TASK OBJECTIVE ->
In the listing below, find each line that holds the string "icon" and copy it.

SOURCE RECORDS ->

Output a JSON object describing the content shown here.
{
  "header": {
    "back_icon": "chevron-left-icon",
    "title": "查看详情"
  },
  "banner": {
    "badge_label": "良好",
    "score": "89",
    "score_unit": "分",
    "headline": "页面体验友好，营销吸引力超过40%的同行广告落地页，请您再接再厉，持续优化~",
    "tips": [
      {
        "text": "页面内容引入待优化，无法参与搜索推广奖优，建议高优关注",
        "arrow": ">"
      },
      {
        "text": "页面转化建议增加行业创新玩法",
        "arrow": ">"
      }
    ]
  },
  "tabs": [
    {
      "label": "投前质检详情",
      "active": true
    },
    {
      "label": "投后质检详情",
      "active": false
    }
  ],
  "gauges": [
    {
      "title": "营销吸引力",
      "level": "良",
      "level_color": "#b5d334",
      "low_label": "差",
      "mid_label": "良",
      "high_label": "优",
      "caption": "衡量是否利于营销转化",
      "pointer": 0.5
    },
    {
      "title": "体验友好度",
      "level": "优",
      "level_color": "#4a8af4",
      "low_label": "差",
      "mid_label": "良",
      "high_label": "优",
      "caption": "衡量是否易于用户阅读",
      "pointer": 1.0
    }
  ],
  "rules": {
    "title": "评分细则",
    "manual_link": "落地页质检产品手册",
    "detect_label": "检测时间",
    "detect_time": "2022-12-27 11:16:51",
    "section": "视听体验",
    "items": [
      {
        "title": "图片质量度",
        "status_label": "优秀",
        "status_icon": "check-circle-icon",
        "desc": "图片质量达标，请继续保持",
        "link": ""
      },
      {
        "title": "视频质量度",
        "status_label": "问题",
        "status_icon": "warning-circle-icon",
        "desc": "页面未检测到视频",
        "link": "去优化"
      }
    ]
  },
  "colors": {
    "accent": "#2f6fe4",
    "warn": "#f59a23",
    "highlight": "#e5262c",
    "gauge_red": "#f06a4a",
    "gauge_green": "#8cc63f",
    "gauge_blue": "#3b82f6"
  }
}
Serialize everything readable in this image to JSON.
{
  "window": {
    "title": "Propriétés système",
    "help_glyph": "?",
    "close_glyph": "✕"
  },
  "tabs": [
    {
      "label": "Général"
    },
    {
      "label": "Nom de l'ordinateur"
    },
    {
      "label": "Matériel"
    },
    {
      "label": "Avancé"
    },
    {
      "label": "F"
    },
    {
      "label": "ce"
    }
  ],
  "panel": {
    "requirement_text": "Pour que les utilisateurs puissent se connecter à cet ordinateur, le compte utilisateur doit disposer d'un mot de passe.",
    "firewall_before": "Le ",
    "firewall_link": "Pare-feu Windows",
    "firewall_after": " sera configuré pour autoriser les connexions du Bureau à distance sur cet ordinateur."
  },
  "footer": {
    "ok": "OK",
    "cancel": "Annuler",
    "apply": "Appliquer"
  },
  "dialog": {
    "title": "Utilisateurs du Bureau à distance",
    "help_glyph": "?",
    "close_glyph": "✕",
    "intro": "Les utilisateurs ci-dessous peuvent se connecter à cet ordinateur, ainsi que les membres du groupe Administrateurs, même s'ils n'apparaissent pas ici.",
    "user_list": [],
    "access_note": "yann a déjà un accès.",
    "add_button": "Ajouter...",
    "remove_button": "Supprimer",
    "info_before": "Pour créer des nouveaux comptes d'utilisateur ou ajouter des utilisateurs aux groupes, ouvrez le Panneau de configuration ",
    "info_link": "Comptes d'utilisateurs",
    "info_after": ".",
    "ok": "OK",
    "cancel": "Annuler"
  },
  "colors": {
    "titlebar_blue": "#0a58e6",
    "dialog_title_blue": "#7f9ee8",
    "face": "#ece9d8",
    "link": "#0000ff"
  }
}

SOLUTION TO THIS EXERCISE ->
    "back_icon": "chevron-left-icon",
        "status_icon": "check-circle-icon",
        "status_icon": "warning-circle-icon",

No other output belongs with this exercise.